In the winter of 2014, Jon Lester was the big name free agent to hit the market. The Cubs ended up signing him to a six-year, $155M contract. The following winter, David Price was the big name free agent. Lester’s has a $25.8M per year, with Price at $30M annually. Here’s why the Red Sox made a huge mistake.
Lester said that he would take a discount, making it easier for the Red Sox to sign him. NESN reported that he probably would have signed a five-year extension worth $120M (24 per). In 113 starts as a Cub, Lester has a 3.09 ERA. Lester’s 3.09 ERA since 2015 ranks 10th in the MLB, minimum 500 innings pitched, one spot below Chris Sale. So the Red Sox could have two top-ten pitchers in the league right now. In eleven postseason starts, he has a 1.63 ERA since 2015, and he won the 2016 NLCS MVP.

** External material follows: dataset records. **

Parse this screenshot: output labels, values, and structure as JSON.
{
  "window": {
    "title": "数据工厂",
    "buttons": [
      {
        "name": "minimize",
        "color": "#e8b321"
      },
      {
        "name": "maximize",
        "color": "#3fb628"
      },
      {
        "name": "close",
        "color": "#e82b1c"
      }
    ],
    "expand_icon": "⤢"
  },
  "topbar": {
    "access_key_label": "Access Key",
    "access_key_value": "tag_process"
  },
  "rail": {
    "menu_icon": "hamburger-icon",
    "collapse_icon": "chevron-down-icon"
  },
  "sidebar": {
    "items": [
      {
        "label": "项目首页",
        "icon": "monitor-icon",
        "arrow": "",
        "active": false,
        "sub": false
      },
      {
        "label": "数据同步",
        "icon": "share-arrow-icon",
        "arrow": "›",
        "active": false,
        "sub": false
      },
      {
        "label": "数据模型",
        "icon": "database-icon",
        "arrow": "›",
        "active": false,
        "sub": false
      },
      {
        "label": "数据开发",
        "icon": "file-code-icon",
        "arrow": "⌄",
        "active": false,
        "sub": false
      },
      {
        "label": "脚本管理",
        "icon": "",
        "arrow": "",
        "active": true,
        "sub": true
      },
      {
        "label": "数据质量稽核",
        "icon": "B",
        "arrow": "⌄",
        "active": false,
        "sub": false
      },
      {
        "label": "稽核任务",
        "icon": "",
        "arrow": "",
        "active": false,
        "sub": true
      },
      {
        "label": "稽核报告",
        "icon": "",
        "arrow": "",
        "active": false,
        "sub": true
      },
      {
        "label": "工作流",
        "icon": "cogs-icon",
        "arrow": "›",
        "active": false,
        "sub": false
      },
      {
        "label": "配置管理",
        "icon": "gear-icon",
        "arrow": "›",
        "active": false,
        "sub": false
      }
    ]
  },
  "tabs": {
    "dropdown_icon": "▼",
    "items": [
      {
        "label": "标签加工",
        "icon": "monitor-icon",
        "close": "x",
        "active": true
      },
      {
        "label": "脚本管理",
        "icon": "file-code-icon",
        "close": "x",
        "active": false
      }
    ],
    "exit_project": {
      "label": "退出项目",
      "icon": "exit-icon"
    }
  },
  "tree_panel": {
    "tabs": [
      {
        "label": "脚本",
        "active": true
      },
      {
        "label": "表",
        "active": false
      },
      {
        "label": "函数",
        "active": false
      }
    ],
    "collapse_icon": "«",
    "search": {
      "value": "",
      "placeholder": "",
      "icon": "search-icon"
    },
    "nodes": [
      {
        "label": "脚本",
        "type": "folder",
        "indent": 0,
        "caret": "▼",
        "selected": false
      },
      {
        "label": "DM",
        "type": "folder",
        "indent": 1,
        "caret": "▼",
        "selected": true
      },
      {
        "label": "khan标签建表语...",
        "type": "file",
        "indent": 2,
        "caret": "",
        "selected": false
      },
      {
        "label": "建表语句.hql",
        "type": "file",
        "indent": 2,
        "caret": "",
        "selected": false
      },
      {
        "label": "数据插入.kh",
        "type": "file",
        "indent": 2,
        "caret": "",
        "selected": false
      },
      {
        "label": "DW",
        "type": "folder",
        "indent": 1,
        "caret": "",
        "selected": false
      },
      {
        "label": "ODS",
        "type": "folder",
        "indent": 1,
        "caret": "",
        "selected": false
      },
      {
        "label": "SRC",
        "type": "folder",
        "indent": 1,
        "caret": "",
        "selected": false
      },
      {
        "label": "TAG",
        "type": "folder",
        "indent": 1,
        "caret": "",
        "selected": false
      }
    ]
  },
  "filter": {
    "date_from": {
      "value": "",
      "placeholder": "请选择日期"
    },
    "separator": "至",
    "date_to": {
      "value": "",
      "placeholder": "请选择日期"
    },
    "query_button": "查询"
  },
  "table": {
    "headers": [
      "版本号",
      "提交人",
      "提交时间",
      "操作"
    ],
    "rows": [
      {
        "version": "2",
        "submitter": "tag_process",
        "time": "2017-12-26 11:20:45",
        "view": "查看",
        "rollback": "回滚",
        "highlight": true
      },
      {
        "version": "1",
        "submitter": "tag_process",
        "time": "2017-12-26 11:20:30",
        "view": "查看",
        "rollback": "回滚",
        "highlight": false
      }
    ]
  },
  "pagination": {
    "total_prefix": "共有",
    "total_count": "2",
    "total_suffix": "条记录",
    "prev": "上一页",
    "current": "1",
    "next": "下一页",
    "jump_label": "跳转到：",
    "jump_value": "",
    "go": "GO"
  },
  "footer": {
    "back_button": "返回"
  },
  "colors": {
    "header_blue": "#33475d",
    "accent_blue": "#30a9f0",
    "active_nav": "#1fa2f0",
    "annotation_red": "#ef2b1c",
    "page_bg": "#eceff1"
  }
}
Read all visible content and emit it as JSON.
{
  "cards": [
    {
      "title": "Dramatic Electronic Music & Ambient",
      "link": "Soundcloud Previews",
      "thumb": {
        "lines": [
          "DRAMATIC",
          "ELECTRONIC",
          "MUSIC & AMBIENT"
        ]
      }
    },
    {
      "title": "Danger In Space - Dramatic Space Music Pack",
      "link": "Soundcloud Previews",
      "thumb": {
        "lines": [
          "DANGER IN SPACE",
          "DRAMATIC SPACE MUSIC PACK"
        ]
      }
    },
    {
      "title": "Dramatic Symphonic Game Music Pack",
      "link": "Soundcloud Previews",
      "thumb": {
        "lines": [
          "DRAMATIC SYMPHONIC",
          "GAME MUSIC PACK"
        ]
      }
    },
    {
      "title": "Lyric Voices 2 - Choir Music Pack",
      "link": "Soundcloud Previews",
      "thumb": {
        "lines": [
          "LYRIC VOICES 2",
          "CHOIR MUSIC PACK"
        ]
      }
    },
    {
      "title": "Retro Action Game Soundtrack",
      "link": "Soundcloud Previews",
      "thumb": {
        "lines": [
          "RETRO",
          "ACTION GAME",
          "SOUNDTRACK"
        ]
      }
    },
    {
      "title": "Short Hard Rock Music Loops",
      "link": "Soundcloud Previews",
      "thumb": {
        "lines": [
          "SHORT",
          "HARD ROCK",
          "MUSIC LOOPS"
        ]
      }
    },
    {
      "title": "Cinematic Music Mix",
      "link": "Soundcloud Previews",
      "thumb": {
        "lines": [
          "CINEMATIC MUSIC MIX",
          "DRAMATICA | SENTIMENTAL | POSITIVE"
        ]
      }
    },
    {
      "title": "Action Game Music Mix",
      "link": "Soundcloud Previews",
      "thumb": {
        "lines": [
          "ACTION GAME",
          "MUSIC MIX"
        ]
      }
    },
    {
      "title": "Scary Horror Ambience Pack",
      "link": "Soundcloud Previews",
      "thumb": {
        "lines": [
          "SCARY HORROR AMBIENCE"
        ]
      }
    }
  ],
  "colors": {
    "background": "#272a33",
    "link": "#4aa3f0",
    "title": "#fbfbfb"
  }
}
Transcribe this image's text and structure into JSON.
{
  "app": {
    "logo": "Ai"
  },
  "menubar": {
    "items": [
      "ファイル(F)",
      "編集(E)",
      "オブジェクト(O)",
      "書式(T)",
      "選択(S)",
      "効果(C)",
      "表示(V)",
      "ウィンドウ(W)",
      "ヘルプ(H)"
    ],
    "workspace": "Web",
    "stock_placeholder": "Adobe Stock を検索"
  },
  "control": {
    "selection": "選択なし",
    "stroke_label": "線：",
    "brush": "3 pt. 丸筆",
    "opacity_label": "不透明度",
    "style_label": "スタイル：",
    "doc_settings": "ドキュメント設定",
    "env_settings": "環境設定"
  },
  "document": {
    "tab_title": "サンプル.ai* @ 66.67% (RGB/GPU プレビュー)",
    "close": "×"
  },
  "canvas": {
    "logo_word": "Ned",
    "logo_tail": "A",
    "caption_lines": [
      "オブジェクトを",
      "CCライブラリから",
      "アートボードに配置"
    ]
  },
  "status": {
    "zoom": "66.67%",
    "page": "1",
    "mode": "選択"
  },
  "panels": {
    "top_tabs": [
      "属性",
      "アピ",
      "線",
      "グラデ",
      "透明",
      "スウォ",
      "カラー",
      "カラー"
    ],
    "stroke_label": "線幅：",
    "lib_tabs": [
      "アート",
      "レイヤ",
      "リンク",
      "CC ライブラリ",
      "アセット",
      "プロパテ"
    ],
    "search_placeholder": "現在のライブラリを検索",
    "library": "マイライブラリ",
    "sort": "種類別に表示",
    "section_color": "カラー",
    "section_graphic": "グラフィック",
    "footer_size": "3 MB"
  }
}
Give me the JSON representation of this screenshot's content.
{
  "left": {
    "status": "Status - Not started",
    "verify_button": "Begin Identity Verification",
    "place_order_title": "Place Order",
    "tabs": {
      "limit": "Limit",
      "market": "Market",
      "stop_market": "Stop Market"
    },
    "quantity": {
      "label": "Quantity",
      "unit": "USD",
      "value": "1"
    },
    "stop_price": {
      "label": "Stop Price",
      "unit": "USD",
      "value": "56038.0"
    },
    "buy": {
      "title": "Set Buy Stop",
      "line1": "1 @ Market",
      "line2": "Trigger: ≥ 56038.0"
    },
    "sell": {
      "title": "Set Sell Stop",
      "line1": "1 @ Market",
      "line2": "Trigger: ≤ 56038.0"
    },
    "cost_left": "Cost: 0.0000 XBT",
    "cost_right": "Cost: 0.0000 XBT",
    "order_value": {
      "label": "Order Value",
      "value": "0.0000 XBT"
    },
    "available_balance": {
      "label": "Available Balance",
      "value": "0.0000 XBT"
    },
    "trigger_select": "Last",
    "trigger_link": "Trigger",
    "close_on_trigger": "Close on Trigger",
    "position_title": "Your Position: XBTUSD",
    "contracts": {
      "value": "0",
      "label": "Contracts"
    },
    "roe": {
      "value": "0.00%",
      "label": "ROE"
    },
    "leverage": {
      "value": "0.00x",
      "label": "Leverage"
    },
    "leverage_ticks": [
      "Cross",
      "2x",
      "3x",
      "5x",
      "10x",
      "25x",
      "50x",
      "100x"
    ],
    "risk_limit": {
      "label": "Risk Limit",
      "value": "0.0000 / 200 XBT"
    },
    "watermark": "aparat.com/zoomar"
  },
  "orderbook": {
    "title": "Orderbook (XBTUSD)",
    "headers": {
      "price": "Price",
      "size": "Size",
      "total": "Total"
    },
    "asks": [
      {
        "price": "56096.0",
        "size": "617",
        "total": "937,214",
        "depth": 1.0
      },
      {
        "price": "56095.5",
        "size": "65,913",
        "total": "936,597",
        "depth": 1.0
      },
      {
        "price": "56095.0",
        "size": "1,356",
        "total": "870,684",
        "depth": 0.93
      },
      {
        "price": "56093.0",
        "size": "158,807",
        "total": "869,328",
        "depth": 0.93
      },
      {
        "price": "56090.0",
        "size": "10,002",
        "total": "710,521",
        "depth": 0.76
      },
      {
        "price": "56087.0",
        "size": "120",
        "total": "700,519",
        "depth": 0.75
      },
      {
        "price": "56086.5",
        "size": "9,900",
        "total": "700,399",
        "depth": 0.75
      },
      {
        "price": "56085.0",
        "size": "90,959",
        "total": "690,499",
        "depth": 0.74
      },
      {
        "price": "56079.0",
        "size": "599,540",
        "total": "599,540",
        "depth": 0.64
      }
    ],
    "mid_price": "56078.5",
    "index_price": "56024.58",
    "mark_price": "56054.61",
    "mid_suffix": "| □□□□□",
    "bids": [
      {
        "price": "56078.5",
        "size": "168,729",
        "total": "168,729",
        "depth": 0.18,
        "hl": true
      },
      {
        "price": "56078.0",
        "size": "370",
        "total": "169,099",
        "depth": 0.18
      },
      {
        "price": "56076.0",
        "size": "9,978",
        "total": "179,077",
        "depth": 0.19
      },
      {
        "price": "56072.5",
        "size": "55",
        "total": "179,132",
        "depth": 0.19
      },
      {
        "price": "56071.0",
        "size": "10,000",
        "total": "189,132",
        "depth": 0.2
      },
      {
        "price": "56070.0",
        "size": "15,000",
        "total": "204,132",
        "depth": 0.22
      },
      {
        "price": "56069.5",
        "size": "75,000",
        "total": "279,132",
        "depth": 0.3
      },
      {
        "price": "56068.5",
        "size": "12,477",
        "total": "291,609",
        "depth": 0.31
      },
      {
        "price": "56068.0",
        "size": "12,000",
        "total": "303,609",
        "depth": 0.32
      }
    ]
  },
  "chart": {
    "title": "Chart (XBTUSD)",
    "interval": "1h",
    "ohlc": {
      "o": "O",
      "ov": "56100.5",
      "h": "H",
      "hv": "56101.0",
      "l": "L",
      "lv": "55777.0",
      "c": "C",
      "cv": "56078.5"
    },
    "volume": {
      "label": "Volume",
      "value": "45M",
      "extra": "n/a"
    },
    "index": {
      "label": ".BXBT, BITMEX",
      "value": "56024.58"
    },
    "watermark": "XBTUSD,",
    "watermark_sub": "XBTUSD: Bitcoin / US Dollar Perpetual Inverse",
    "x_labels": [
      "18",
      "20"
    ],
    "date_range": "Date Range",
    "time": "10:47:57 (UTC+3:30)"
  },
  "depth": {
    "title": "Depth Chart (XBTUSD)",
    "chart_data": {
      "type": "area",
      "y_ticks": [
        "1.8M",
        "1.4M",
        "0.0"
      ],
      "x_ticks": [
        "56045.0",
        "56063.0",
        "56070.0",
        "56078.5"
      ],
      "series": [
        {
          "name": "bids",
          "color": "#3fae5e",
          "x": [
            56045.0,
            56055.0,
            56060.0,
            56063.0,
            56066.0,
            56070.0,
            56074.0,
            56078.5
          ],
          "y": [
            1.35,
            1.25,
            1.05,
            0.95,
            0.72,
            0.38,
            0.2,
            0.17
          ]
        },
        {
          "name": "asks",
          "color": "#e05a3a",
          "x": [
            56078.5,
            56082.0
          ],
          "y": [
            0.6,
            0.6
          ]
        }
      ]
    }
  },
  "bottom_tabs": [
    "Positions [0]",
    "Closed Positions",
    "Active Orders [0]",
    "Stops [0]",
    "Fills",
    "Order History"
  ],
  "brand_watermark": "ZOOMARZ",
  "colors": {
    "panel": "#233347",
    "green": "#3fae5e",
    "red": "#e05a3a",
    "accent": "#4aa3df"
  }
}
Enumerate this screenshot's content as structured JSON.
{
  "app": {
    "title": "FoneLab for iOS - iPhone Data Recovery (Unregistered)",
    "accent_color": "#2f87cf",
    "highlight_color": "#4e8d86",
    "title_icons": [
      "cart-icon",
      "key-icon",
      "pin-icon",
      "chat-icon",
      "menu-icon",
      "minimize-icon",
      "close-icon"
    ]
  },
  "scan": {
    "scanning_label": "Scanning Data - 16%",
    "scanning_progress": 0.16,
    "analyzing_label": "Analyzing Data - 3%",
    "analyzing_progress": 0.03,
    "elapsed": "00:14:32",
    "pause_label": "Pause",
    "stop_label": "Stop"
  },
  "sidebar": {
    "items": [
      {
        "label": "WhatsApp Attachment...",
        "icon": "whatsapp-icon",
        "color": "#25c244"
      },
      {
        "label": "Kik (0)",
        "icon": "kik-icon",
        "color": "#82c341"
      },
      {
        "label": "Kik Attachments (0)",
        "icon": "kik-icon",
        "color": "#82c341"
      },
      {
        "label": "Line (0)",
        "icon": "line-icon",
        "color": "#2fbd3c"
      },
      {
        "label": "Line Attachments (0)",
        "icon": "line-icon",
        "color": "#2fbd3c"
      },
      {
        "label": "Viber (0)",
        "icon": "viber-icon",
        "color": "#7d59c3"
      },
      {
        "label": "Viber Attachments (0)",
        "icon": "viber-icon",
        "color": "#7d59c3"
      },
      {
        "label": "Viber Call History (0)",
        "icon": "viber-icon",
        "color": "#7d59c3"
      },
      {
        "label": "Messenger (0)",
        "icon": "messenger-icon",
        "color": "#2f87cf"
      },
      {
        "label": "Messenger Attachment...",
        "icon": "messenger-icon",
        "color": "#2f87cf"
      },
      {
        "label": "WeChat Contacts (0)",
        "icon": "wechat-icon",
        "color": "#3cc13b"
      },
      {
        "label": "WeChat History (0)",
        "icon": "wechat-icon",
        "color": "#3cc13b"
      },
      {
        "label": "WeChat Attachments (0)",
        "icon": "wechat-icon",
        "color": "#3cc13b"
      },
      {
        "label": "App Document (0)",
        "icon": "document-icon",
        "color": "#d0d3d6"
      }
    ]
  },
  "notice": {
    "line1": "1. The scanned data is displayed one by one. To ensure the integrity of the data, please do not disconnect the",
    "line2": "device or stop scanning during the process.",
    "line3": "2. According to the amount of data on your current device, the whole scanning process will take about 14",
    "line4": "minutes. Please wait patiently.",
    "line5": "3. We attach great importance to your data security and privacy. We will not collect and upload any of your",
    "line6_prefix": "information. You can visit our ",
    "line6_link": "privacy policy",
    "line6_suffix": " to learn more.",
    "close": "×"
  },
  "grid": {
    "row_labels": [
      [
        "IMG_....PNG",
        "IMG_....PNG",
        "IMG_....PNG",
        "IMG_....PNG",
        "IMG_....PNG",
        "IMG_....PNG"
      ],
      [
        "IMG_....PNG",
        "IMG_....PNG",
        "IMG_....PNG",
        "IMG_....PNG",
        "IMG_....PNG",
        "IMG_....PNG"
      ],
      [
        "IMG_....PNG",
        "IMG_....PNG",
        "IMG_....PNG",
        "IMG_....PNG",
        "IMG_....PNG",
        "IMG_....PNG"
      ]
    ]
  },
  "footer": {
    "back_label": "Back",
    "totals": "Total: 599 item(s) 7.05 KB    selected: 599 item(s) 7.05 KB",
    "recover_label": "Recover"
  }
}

After a rough 2015 when Clay Buchholz was the opening day starter, the Red Sox needed to go out and make a big move. They were competing with the Cardinals, so they upped their offer to a seven-year, $217M dollar contract (31 per). Since 2016, Price has a 3.95 ERA in Boston. Price’s 3.95 ERA ranks 27th in the majors since 2016, minimum 400 innings pitched. He ranks third in annual salary, with his 27th slot in the majors is not good enough. In three postseason games as a Red Sox, he has a 4.50 ERA and a 13.50 ERA in his only start.
The Red Sox have won the division both years Price has been in Boston, but they are 1-6 in the playoff games. In his only start against the Indians, Price gave up five runs in 3.1 innings and took the loss. To Price’s credit, he pitched well against the Astros in the bullpen. Lester’s Cubs went to the NLCS in 2015 and 2017 and won the World Series in 2016. Lester is more clutch and trustworthy than Price and is on a better contract. Price is 32 and could opt out of his contract after this year, but I doubt he will given his struggles. I do not like watching a 32-year-old David Price, and I am certainly not looking forward to watching a 36-year-old David Price.
I believe this is the dumbest move ownership has made in the last decade. Some may make the case for the Ramirez and Pablo signing, letting Epstein and Francona go, or something else. But with the difference in money and performance, the decision not to sign Lester and to sign Price is the worst one. There is not a huge difference in money, but the money could be better spent elsewhere. Price is going to get worse as he ages, and the contract is going to look worse and worse each year.